That's why it did not work!
~EDIT]


Does anyone have a proc file for 3.1.5f?
Is my table idea way off base?

Learning more every day,
Red_Dog

Red_Dog
05-04-2007, 10:26 PM
I re-read all the posts in a couple threads again except this time I did it slowly.

It took just a couple minutes of searching the ".S" file to find the address of the getResource procedure. I searched for "# a1 = 0x00020215" {Backdoors:} and some others and they all call 0x000AB6EB4. That procedure get called 1985 times.

The System info screen calls each MFS item from individual constants.

Life is good,
Red_Dog

woracan
09-17-2009, 10:36 AM
I find the graph view in IDA to be helpful, but IDA doesn't find all the string refs that the tmesis disassembler (http://dealdatabase.com/forum/showthread.php?t=27553) does. So, after using tmesis disassembler to create my tivoapp.S file, I ran the following grep command to make a file with all the string references and the offset they apply to.
grep -A2 "LA Possible reference to string" tivoapp.S > out.txt

Next, I opened out.txt in Vim and performed the following four substitutions:
%s/\\/\\\\/g
%s/# LA Possible reference to string: "\(.*\)"\n.*\n\([^ ]*\) .*# \(LA.*\)\n.*/MakeComm(\2,MyQuOtE\1\\n\3MyQuOtE);/
%s/"/\\"/g
%s/MyQuOtE/"/g

The number of lines is too many to copy and paste as an IDC script, so I saved it as an IDC file.
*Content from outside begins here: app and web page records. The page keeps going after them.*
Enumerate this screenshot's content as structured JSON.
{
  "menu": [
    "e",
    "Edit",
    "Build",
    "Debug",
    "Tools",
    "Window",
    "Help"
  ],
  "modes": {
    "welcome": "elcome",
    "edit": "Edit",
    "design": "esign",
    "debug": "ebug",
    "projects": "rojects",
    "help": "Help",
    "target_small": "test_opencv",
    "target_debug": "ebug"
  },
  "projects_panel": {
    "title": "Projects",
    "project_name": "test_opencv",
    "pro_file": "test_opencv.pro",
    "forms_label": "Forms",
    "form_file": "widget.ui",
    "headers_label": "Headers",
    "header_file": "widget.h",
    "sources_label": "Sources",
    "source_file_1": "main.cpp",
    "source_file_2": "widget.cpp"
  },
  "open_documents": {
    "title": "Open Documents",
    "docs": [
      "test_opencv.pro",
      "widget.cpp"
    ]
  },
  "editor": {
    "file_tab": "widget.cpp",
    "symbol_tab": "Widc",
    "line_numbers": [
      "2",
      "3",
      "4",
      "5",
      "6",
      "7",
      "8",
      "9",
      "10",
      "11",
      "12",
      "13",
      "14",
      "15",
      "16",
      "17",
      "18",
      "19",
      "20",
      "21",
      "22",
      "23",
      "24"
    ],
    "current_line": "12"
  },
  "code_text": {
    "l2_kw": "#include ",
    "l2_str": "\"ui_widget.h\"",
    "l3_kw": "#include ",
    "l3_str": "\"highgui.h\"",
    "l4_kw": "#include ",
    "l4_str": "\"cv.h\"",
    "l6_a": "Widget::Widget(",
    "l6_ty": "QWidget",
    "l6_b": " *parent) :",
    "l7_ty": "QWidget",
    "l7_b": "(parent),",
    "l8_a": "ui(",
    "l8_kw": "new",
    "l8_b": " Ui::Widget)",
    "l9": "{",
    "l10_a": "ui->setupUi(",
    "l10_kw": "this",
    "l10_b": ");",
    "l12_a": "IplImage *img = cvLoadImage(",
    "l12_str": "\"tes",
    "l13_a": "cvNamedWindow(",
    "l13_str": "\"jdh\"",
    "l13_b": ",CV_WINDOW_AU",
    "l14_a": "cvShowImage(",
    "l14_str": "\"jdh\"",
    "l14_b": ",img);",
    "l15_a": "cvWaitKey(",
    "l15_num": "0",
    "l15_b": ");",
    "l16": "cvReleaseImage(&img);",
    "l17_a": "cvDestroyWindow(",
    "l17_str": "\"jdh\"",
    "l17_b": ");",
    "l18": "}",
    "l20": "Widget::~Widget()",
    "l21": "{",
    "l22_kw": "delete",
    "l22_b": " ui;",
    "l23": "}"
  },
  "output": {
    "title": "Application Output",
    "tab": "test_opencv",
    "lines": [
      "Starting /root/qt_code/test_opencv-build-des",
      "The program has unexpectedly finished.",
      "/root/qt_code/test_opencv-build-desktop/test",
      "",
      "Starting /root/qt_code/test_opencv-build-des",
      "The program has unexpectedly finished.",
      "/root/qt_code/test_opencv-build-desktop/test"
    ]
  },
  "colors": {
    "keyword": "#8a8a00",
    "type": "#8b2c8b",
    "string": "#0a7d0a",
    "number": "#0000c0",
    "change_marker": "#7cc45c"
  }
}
IDA complained because it expects the ICC script to contain a function, so I added the following two lines to the beginning of the file
static main()
{


An open brace must be closed, so I added a close brace to the end of the file like so:
}

The final step to get these 22280 helpful comments added to the IDA disassembly is to run the IDC file just created.

woracan
09-17-2009, 01:41 PM
In a similar manner, I added comments for most of the jalr statements to the IDA disassembly.

First,

grep jalr.*# tivoapp.S > out.txt

Next, with out.txt in Vim:

%s/\(.*\) jalr.*# \(.*\)/MakeComm(\1,"\2");/

Before saving as an IDC file and exiting Vim add a closing brace as the last line of the file and the following two lines at the beginning of the file:

static main()
{

Running the resulting IDC file in IDA added comments for jalr in 260,188 places.